**Component data from apps and pages:**
%%

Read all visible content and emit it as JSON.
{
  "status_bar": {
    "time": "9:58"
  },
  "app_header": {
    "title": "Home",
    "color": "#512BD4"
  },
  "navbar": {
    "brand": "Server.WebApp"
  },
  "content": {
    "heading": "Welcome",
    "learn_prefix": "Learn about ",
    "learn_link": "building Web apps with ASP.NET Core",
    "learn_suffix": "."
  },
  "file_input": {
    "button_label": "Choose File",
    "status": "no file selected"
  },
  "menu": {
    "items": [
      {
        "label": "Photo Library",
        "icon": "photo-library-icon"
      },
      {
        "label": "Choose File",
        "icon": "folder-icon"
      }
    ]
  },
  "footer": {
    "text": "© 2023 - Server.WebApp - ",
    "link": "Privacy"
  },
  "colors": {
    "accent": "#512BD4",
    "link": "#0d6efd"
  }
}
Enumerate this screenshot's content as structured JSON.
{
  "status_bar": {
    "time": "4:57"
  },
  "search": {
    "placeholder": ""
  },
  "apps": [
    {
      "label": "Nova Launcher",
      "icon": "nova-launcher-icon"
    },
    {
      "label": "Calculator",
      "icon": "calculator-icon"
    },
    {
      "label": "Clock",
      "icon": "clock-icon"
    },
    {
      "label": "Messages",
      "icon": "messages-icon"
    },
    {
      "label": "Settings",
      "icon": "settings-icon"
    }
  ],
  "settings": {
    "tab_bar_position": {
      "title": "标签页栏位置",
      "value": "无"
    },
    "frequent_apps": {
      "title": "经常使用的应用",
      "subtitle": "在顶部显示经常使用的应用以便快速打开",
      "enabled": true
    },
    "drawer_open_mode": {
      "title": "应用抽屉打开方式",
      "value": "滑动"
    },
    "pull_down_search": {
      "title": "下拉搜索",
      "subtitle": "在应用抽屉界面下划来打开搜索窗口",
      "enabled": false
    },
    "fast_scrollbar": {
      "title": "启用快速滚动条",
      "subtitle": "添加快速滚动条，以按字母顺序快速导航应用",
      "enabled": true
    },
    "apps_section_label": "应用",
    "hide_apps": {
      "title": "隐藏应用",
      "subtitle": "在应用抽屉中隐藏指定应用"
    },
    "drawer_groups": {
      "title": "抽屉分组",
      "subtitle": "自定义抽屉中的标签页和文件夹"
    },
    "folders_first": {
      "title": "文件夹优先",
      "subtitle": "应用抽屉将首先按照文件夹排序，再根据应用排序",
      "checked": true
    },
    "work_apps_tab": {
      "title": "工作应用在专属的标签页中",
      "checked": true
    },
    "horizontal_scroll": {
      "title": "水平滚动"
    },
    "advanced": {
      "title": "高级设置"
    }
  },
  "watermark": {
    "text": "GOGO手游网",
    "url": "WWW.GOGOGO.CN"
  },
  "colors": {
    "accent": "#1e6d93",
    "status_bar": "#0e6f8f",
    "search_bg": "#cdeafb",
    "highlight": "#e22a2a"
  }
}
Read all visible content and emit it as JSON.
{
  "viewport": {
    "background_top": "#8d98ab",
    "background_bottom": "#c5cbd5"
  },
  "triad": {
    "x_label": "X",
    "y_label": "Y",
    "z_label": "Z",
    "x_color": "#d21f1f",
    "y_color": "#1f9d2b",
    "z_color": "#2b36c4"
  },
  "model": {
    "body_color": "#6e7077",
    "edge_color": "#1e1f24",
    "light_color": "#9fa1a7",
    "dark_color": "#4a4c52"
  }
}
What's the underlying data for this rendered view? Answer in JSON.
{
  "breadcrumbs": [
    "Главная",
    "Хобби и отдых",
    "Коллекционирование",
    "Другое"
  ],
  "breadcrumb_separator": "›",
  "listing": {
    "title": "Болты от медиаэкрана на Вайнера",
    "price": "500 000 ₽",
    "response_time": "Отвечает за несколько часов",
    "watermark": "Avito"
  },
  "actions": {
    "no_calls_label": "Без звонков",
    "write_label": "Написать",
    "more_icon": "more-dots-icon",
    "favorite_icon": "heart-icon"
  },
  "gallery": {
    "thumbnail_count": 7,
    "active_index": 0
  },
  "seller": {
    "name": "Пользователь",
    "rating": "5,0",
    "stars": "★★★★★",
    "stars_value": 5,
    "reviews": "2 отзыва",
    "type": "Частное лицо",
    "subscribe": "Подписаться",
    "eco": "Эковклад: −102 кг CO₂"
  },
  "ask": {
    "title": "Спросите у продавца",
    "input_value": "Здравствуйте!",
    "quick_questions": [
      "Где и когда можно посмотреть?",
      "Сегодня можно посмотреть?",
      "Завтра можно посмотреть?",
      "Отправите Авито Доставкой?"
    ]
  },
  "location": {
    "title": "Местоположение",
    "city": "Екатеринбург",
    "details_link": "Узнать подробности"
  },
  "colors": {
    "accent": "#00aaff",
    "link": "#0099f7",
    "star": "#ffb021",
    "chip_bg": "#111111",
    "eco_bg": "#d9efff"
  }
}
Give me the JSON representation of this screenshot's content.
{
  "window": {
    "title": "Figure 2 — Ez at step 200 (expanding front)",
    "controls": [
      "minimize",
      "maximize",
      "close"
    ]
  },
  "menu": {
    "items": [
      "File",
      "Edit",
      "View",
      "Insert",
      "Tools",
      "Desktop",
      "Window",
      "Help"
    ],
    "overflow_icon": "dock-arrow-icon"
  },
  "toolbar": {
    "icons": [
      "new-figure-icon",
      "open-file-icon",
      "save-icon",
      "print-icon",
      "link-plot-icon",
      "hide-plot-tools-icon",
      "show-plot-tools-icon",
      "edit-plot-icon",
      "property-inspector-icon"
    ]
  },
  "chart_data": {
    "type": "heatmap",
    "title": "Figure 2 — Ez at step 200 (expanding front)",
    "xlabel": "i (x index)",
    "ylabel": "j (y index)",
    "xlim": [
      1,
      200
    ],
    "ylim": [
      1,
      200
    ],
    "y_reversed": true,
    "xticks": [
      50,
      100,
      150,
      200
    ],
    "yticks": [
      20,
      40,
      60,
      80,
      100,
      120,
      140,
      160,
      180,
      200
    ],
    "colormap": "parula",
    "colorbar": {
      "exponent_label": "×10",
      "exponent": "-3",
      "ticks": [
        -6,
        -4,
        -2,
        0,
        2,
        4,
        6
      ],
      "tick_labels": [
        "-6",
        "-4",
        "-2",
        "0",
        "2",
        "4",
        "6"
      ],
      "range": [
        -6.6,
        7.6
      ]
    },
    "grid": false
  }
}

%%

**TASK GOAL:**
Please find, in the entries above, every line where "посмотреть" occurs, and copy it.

**ANSWER BOX:**
      "Где и когда можно посмотреть?",
      "Сегодня можно посмотреть?",
      "Завтра можно посмотреть?",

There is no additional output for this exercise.